Watch light, fog, and clouds dance around you while meandering along the park’s paved, 11-mile pathway, which erupts with color each fall. Also, there’s no need to leave any family member home when visiting Lake Sammamish State Park — leashed dogs are welcome here. 

Chism Beach Park 

Spectacular sunset viewing and exceptional vistas of the Seattle skyline await visitors at Chism Beach Park. Amid the southwest Bellevue park’s secluded and serene 18 acres are numerous picnic tables perfect for group events or more intimate gatherings, a small playground for family fun, and a sandy shoreline. Swimming areas here are hospitable to all skill sets, whether you’re a doggy paddler or water pro. Fishing can be done off the dock if seeking a different form of relaxation, while benches provide respite when strolling through the verdant landscape dotted with colorful hydrangeas.  

Capped on either end by residential areas, Chism Beach Park is a popular spot for swimming each summer, with a floating dock to dive from and lifeguards looking after anyone enjoying a dip. Nonmotorized watercraft can also be launched from the park when swimmers aren’t present. 

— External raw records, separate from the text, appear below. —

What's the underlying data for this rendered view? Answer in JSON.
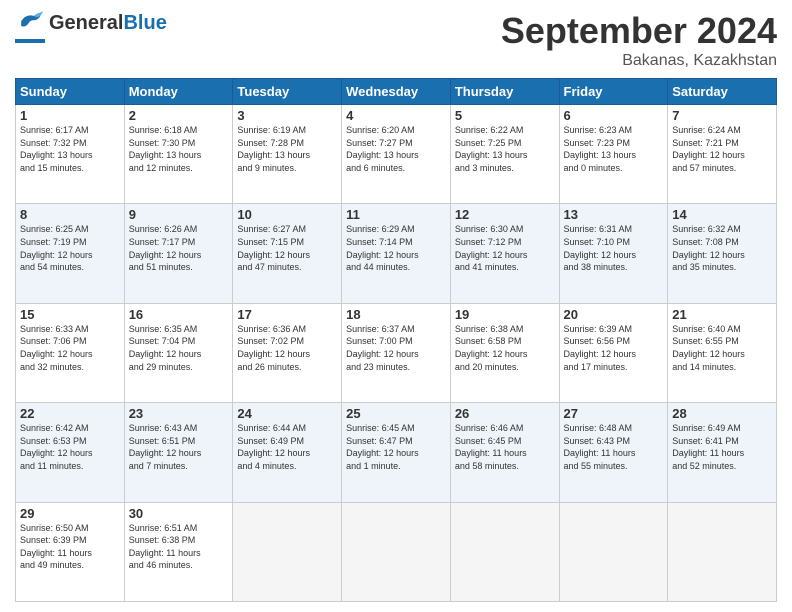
{
  "logo": {
    "text_general": "General",
    "text_blue": "Blue"
  },
  "header": {
    "month_year": "September 2024",
    "location": "Bakanas, Kazakhstan"
  },
  "days_of_week": [
    "Sunday",
    "Monday",
    "Tuesday",
    "Wednesday",
    "Thursday",
    "Friday",
    "Saturday"
  ],
  "weeks": [
    [
      {
        "day": "1",
        "info": "Sunrise: 6:17 AM\nSunset: 7:32 PM\nDaylight: 13 hours\nand 15 minutes."
      },
      {
        "day": "2",
        "info": "Sunrise: 6:18 AM\nSunset: 7:30 PM\nDaylight: 13 hours\nand 12 minutes."
      },
      {
        "day": "3",
        "info": "Sunrise: 6:19 AM\nSunset: 7:28 PM\nDaylight: 13 hours\nand 9 minutes."
      },
      {
        "day": "4",
        "info": "Sunrise: 6:20 AM\nSunset: 7:27 PM\nDaylight: 13 hours\nand 6 minutes."
      },
      {
        "day": "5",
        "info": "Sunrise: 6:22 AM\nSunset: 7:25 PM\nDaylight: 13 hours\nand 3 minutes."
      },
      {
        "day": "6",
        "info": "Sunrise: 6:23 AM\nSunset: 7:23 PM\nDaylight: 13 hours\nand 0 minutes."
      },
      {
        "day": "7",
        "info": "Sunrise: 6:24 AM\nSunset: 7:21 PM\nDaylight: 12 hours\nand 57 minutes."
      }
    ],
    [
      {
        "day": "8",
        "info": "Sunrise: 6:25 AM\nSunset: 7:19 PM\nDaylight: 12 hours\nand 54 minutes."
      },
      {
        "day": "9",
        "info": "Sunrise: 6:26 AM\nSunset: 7:17 PM\nDaylight: 12 hours\nand 51 minutes."
      },
      {
        "day": "10",
        "info": "Sunrise: 6:27 AM\nSunset: 7:15 PM\nDaylight: 12 hours\nand 47 minutes."
      },
      {
        "day": "11",
        "info": "Sunrise: 6:29 AM\nSunset: 7:14 PM\nDaylight: 12 hours\nand 44 minutes."
      },
      {
        "day": "12",
        "info": "Sunrise: 6:30 AM\nSunset: 7:12 PM\nDaylight: 12 hours\nand 41 minutes."
      },
      {
        "day": "13",
        "info": "Sunrise: 6:31 AM\nSunset: 7:10 PM\nDaylight: 12 hours\nand 38 minutes."
      },
      {
        "day": "14",
        "info": "Sunrise: 6:32 AM\nSunset: 7:08 PM\nDaylight: 12 hours\nand 35 minutes."
      }
    ],
    [
      {
        "day": "15",
        "info": "Sunrise: 6:33 AM\nSunset: 7:06 PM\nDaylight: 12 hours\nand 32 minutes."
      },
      {
        "day": "16",
        "info": "Sunrise: 6:35 AM\nSunset: 7:04 PM\nDaylight: 12 hours\nand 29 minutes."
      },
      {
        "day": "17",
        "info": "Sunrise: 6:36 AM\nSunset: 7:02 PM\nDaylight: 12 hours\nand 26 minutes."
      },
      {
        "day": "18",
        "info": "Sunrise: 6:37 AM\nSunset: 7:00 PM\nDaylight: 12 hours\nand 23 minutes."
      },
      {
        "day": "19",
        "info": "Sunrise: 6:38 AM\nSunset: 6:58 PM\nDaylight: 12 hours\nand 20 minutes."
      },
      {
        "day": "20",
        "info": "Sunrise: 6:39 AM\nSunset: 6:56 PM\nDaylight: 12 hours\nand 17 minutes."
      },
      {
        "day": "21",
        "info": "Sunrise: 6:40 AM\nSunset: 6:55 PM\nDaylight: 12 hours\nand 14 minutes."
      }
    ],
    [
      {
        "day": "22",
        "info": "Sunrise: 6:42 AM\nSunset: 6:53 PM\nDaylight: 12 hours\nand 11 minutes."
      },
      {
        "day": "23",
        "info": "Sunrise: 6:43 AM\nSunset: 6:51 PM\nDaylight: 12 hours\nand 7 minutes."
      },
      {
        "day": "24",
        "info": "Sunrise: 6:44 AM\nSunset: 6:49 PM\nDaylight: 12 hours\nand 4 minutes."
      },
      {
        "day": "25",
        "info": "Sunrise: 6:45 AM\nSunset: 6:47 PM\nDaylight: 12 hours\nand 1 minute."
      },
      {
        "day": "26",
        "info": "Sunrise: 6:46 AM\nSunset: 6:45 PM\nDaylight: 11 hours\nand 58 minutes."
      },
      {
        "day": "27",
        "info": "Sunrise: 6:48 AM\nSunset: 6:43 PM\nDaylight: 11 hours\nand 55 minutes."
      },
      {
        "day": "28",
        "info": "Sunrise: 6:49 AM\nSunset: 6:41 PM\nDaylight: 11 hours\nand 52 minutes."
      }
    ],
    [
      {
        "day": "29",
        "info": "Sunrise: 6:50 AM\nSunset: 6:39 PM\nDaylight: 11 hours\nand 49 minutes."
      },
      {
        "day": "30",
        "info": "Sunrise: 6:51 AM\nSunset: 6:38 PM\nDaylight: 11 hours\nand 46 minutes."
      },
      {
        "day": "",
        "info": ""
      },
      {
        "day": "",
        "info": ""
      },
      {
        "day": "",
        "info": ""
      },
      {
        "day": "",
        "info": ""
      },
      {
        "day": "",
        "info": ""
      }
    ]
  ]
}
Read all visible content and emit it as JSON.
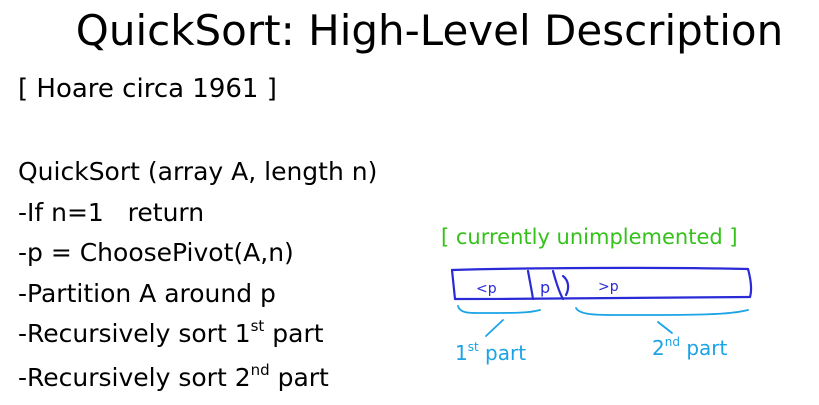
{
  "title": "QuickSort: High-Level Description",
  "subtitle": "[ Hoare circa 1961 ]",
  "code": {
    "signature": "QuickSort (array A, length n)",
    "line_if": "-If n=1   return",
    "line_pivot": "-p = ChoosePivot(A,n)",
    "line_partition": "-Partition A around p",
    "line_sort1_prefix": "-Recursively sort 1",
    "line_sort1_sup": "st",
    "line_sort1_suffix": " part",
    "line_sort2_prefix": "-Recursively sort 2",
    "line_sort2_sup": "nd",
    "line_sort2_suffix": " part"
  },
  "note": "[ currently unimplemented ]",
  "sketch": {
    "less_label": "<p",
    "pivot_label": "p",
    "greater_label": ">p",
    "part1_num": "1",
    "part1_sup": "st",
    "part1_word": " part",
    "part2_num": "2",
    "part2_sup": "nd",
    "part2_word": " part"
  },
  "colors": {
    "note": "#34c21a",
    "ink_blue": "#2a2ad6",
    "ink_cyan": "#1aa3e6"
  }
}
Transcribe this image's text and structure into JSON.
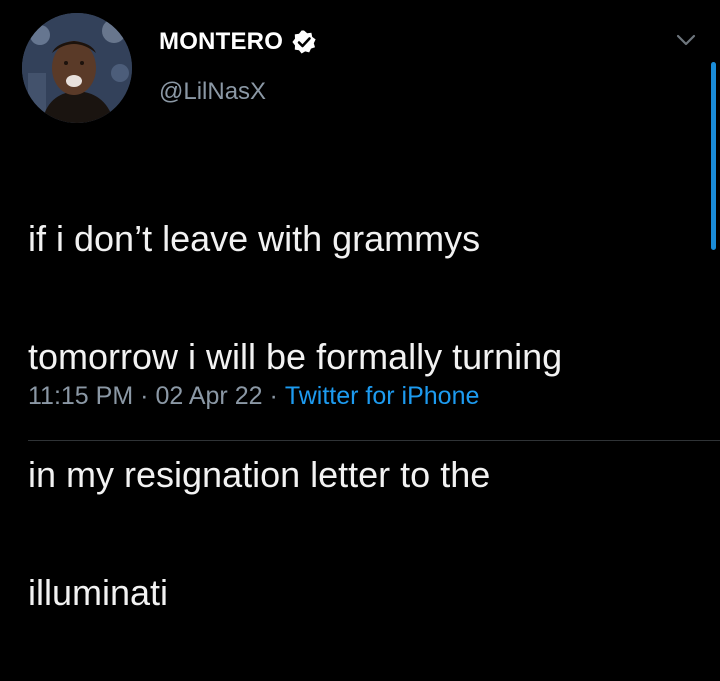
{
  "author": {
    "display_name": "MONTERO",
    "handle": "@LilNasX",
    "verified": true,
    "avatar_icon": "profile-photo"
  },
  "tweet": {
    "lines": [
      "if i don’t leave with grammys",
      "tomorrow i will be formally turning",
      "in my resignation letter to the",
      "illuminati"
    ]
  },
  "meta": {
    "time": "11:15 PM",
    "separator": "·",
    "date": "02 Apr 22",
    "source": "Twitter for iPhone"
  },
  "icons": {
    "verified": "verified-badge-icon",
    "menu": "chevron-down-icon"
  },
  "colors": {
    "background": "#000000",
    "text": "#f2f2f2",
    "secondary": "#8b98a5",
    "link": "#1d9bf0"
  }
}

Within Chism Beach Park, visitors can also bask in Bellevue history at the Burrows Cabin, a log house built in 1883 by Civil War veteran Albert Burrows. 

Photo Credit: Stuart Heath